For years this has been the most common question people ask me. Honestly, I believe my answer is controversial . . .
Acupressure uses the same points as Acupuncture, but works with the hands instead of needles. Thus, any method that stimulates Acupressure points without needles can be considered a style of Acupressure.
Shiatsu techniques stimulate the Acupressure points directly and very powerfully for healing purposes, thus it’s a major form of Acupressure. I know many Shiatsu teachers would state this differently, keeping Shiatsu in its own unique category.
Shiatsu Therapy has many applications, such as Sports Medicine, Pain Management, and Spa Work. The different forms of Shiatsu depend upon the way the Acupressure points are stimulated: 1) through the rhythm of the practitioner, and 2) through the Shiatsu bodywork method – using the hands, knuckles, knees, elbows, feet, full-body movements, and gentle stretching. In fact, many of my Acupressure Routines include Shiatsu techniques.
To learn more about how to practice Shiatsu Therapy, I have two resources for you. First, here’s my video, Zen Shiatsu — Traditional Asian Bodywork Therapy. In it, I demonstrate how to give a complete Shiatsu treatment. The video is available as a rental, a download, and a DVD.
Next, here’s my Shiatsu Instruction booklet. This fully illustrated booklet shows 50 traditional Zen Shiatsu techniques.
Shiatsu, as a healing art, has profound cultural Japanese roots. The Namikoshi family, beginning in the early 1900s, developed Shiatsu Therapy in Japan, separating it from traditional Japanese Amma Massage. Namikoshi was the first to provide a physiological understanding of Shiatsu Therapy’s benefits.
Since the establishment of Namikoshi Shiatsu in Japan, which uses primarily the thumbs, many other styles of Shiatsu have developed, incorporating numerous creative ways of pressing and stretching the body.

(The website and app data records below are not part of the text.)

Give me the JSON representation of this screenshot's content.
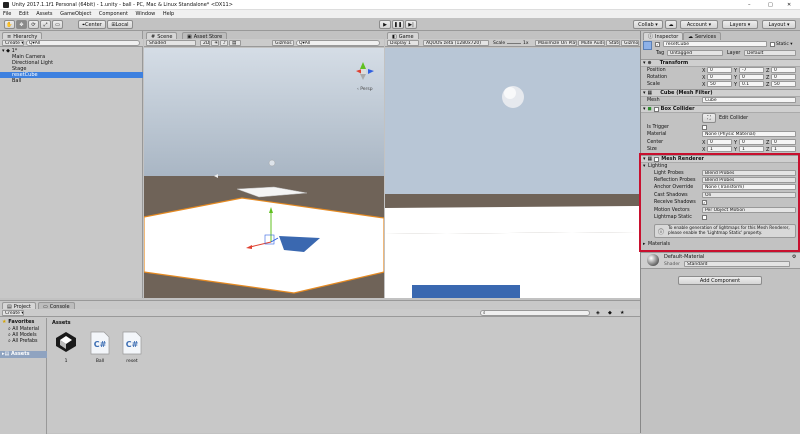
{
  "window": {
    "title": "Unity 2017.1.1f1 Personal (64bit) - 1.unity - ball - PC, Mac & Linux Standalone* <DX11>",
    "controls": [
      "–",
      "□",
      "✕"
    ]
  },
  "menu": [
    "File",
    "Edit",
    "Assets",
    "GameObject",
    "Component",
    "Window",
    "Help"
  ],
  "toolbar": {
    "center": "Center",
    "local": "Local",
    "collab": "Collab ▾",
    "account": "Account ▾",
    "layers": "Layers ▾",
    "layout": "Layout ▾"
  },
  "hierarchy": {
    "tab": "Hierarchy",
    "create": "Create ▾",
    "search_placeholder": "Q▾All",
    "scene": "1*",
    "items": [
      "Main Camera",
      "Directional Light",
      "Stage",
      "resetCube",
      "Ball"
    ],
    "selected_index": 3
  },
  "scene": {
    "tab": "Scene",
    "asset_store_tab": "Asset Store",
    "shaded": "Shaded",
    "mode_2d": "2D",
    "gizmos": "Gizmos ▾",
    "search": "Q▾All",
    "persp": "‹ Persp"
  },
  "game": {
    "tab": "Game",
    "display": "Display 1",
    "resolution": "AQUOS zeta (1280x720)",
    "scale_label": "Scale",
    "scale_value": "1x",
    "maximize": "Maximize On Play",
    "mute": "Mute Audio",
    "stats": "Stats",
    "gizmos": "Gizmos ▾"
  },
  "project": {
    "tab": "Project",
    "console_tab": "Console",
    "create": "Create ▾",
    "favorites": "Favorites",
    "favorites_items": [
      "All Material",
      "All Models",
      "All Prefabs"
    ],
    "assets_folder": "Assets",
    "breadcrumb": "Assets",
    "files": [
      {
        "name": "1",
        "icon": "unity-scene-icon"
      },
      {
        "name": "Ball",
        "icon": "csharp-script-icon"
      },
      {
        "name": "reset",
        "icon": "csharp-script-icon"
      }
    ]
  },
  "inspector": {
    "tab": "Inspector",
    "services_tab": "Services",
    "object_name": "resetCube",
    "static": "Static ▾",
    "tag_label": "Tag",
    "tag_value": "Untagged",
    "layer_label": "Layer",
    "layer_value": "Default",
    "transform": {
      "title": "Transform",
      "position_label": "Position",
      "position": {
        "x": "0",
        "y": "-7",
        "z": "0"
      },
      "rotation_label": "Rotation",
      "rotation": {
        "x": "0",
        "y": "0",
        "z": "0"
      },
      "scale_label": "Scale",
      "scale": {
        "x": "50",
        "y": "0.1",
        "z": "50"
      }
    },
    "mesh_filter": {
      "title": "Cube (Mesh Filter)",
      "mesh_label": "Mesh",
      "mesh_value": "Cube"
    },
    "box_collider": {
      "title": "Box Collider",
      "edit": "Edit Collider",
      "is_trigger": "Is Trigger",
      "material_label": "Material",
      "material_value": "None (Physic Material)",
      "center_label": "Center",
      "center": {
        "x": "0",
        "y": "0",
        "z": "0"
      },
      "size_label": "Size",
      "size": {
        "x": "1",
        "y": "1",
        "z": "1"
      }
    },
    "mesh_renderer": {
      "title": "Mesh Renderer",
      "lighting": "Lighting",
      "light_probes_label": "Light Probes",
      "light_probes": "Blend Probes",
      "reflection_probes_label": "Reflection Probes",
      "reflection_probes": "Blend Probes",
      "anchor_label": "Anchor Override",
      "anchor": "None (Transform)",
      "cast_shadows_label": "Cast Shadows",
      "cast_shadows": "On",
      "receive_shadows": "Receive Shadows",
      "motion_vectors_label": "Motion Vectors",
      "motion_vectors": "Per Object Motion",
      "lightmap_static": "Lightmap Static",
      "info": "To enable generation of lightmaps for this Mesh Renderer, please enable the 'Lightmap Static' property.",
      "materials": "Materials"
    },
    "material": {
      "name": "Default-Material",
      "shader_label": "Shader",
      "shader_value": "Standard"
    },
    "add_component": "Add Component"
  },
  "colors": {
    "highlight_border": "#c8102e",
    "selection": "#3d80df",
    "sky": "#b8c6d6",
    "ground": "#6f6358",
    "stage_edge": "#e58a22",
    "gizmo_x": "#e04030",
    "gizmo_y": "#60c020",
    "gizmo_z": "#3060e0"
  }
}
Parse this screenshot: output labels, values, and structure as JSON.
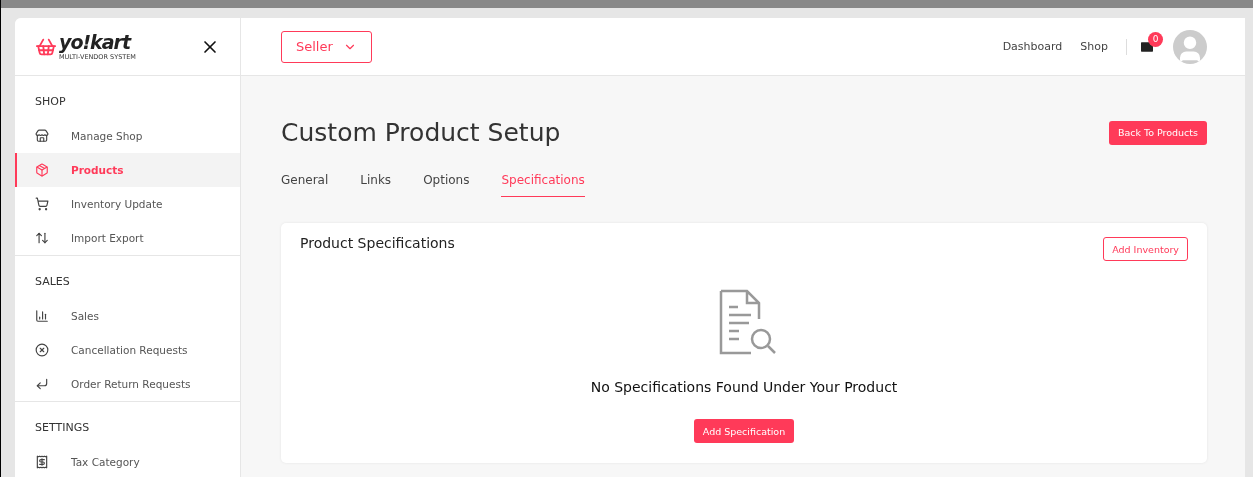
{
  "logo": {
    "name": "yo!kart",
    "tagline": "MULTI-VENDOR SYSTEM"
  },
  "header": {
    "role_dropdown": "Seller",
    "links": [
      "Dashboard",
      "Shop"
    ],
    "notifications": "0"
  },
  "sidebar": {
    "sections": [
      {
        "title": "SHOP",
        "items": [
          {
            "label": "Manage Shop",
            "kind": "store",
            "selected": false
          },
          {
            "label": "Products",
            "kind": "box",
            "selected": true
          },
          {
            "label": "Inventory Update",
            "kind": "cart",
            "selected": false
          },
          {
            "label": "Import Export",
            "kind": "arrows",
            "selected": false
          }
        ]
      },
      {
        "title": "SALES",
        "items": [
          {
            "label": "Sales",
            "kind": "chart",
            "selected": false
          },
          {
            "label": "Cancellation Requests",
            "kind": "cancel",
            "selected": false
          },
          {
            "label": "Order Return Requests",
            "kind": "return",
            "selected": false
          }
        ]
      },
      {
        "title": "SETTINGS",
        "items": [
          {
            "label": "Tax Category",
            "kind": "receipt",
            "selected": false
          }
        ]
      }
    ]
  },
  "page": {
    "title": "Custom Product Setup",
    "back_button": "Back To Products",
    "tabs": [
      {
        "label": "General",
        "selected": false
      },
      {
        "label": "Links",
        "selected": false
      },
      {
        "label": "Options",
        "selected": false
      },
      {
        "label": "Specifications",
        "selected": true
      }
    ],
    "card": {
      "title": "Product Specifications",
      "action": "Add Inventory",
      "empty_message": "No Specifications Found Under Your Product",
      "empty_action": "Add Specification"
    }
  }
}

Shiatsu is one of the most well-known forms of Acupressure in the United States. This was the result of several Shiatsu books by Japan Publications, which were distributed here by Harper and Row, bringing these teachings mainstream in the 1960s, 70s, and 80s.
Shiatsu Therapy has continued to grow throughout the world in scope, application, technique, and training, and is a recognized healing practice.